Catarina or La Fille du Bandit

From Wikipedia, the free encyclopedia
Jump to: navigation, search
This article is about Perrot and Pugni's ballet. For other uses, see Catarina (disambiguation).
Lithograph by J. Branard of Lucile Grahn in the title role of the Perrot/Pugni Catarina. Here Grahn is costumed for the celebrated Pas Stragétique. London, 1846

Catarina ou la Fille du bandit is a ballet in three acts and four scenes, with libretto and choreography by Jules Perrot and music by Cesare Pugni. The libretto is based on an incident in the life of the Italian painter Salvator Rosa. The work was first presented by the Ballet of Her Majesty's Theatre on 3 March 1846 in London, England, with Lucile Grahn (as Catarina, leader of the bandits) and Jules Perrot (as the Lieutenant Diavolino).

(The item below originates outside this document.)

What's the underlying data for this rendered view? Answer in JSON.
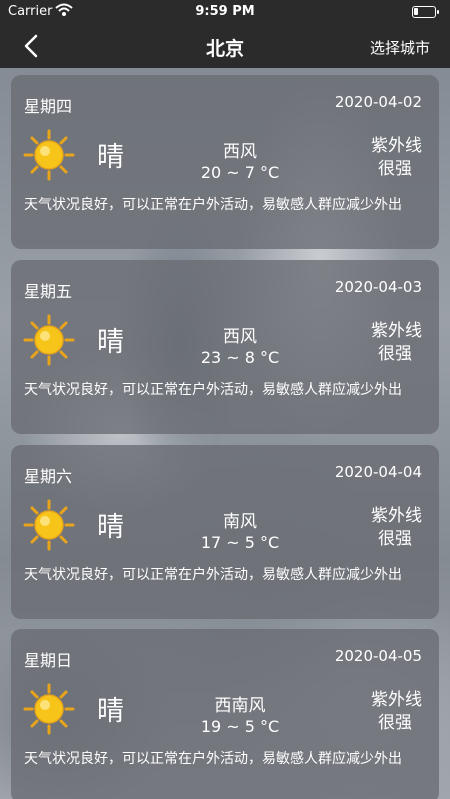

Revivals[edit]

  • Restaging by Jules Perrot for the Imperial Ballet, with Cesare Pugni revising his original score. First presented at the Imperial Bolshoi Kamenny Theatre on February 4/16 (Julian/Gregorian calendar dates), 1849 in St. Petersburg, Russia. Principal dancers: Fanny Elssler (as Catarina, leader of the bandits), Christian Johansson (as Salvator Rosa), and Jules Perrot (as the Lieutenant Diavolino). At a rehearsal for this production, the Emperor Nicholas I of Russia was present. He noticed that Fanny Elssler and the dancers of the corps de ballet were not carrying the guns properly and began to show them how to hold a gun.
Lucile Grahn as Catarina with Jules Perrot as Diavolino in the celebrated Polka de Catarina from the Perrot/Pugni Catarina, London, 1846
  • Revival by Marius Petipa for the Imperial Ballet, with Yuli Gerber revising and making additions to Cesare Pugni's score. November 1/13 (Julian/Gregorian calendar dates), 1870. First presented at the Imperial Bolshoi Kamenny Theatre in St. Petersburg, Russia, with Adèle Grantzow (as Catarina, leader of the bandits) and Pavel Gerdt (as the Lieutenant Diavolino).

This revival of Catarina was produced for a benefit performance in honour of the composer Cesare Pugni, who died in January that same year. All of the opening night's box office receipts were given to the composer's family.

  • Revival by Enrico Cecchetti for the Imperial Ballet, with Riccardo Drigo revising and adding new music to Cesare Pugni's score (in the version revised by Yuli Gerber). First presented at the Imperial Mariinsky Theatre on October 25/November 6 (Julian/Gregorian calendar dates), 1888 in St. Petersburg, Russia. Principal dancers: Elena Cornalba (as Catarina, leader of the bandits) and Pavel Gerdt (as the Lieutenant Diavolino).

See also[edit]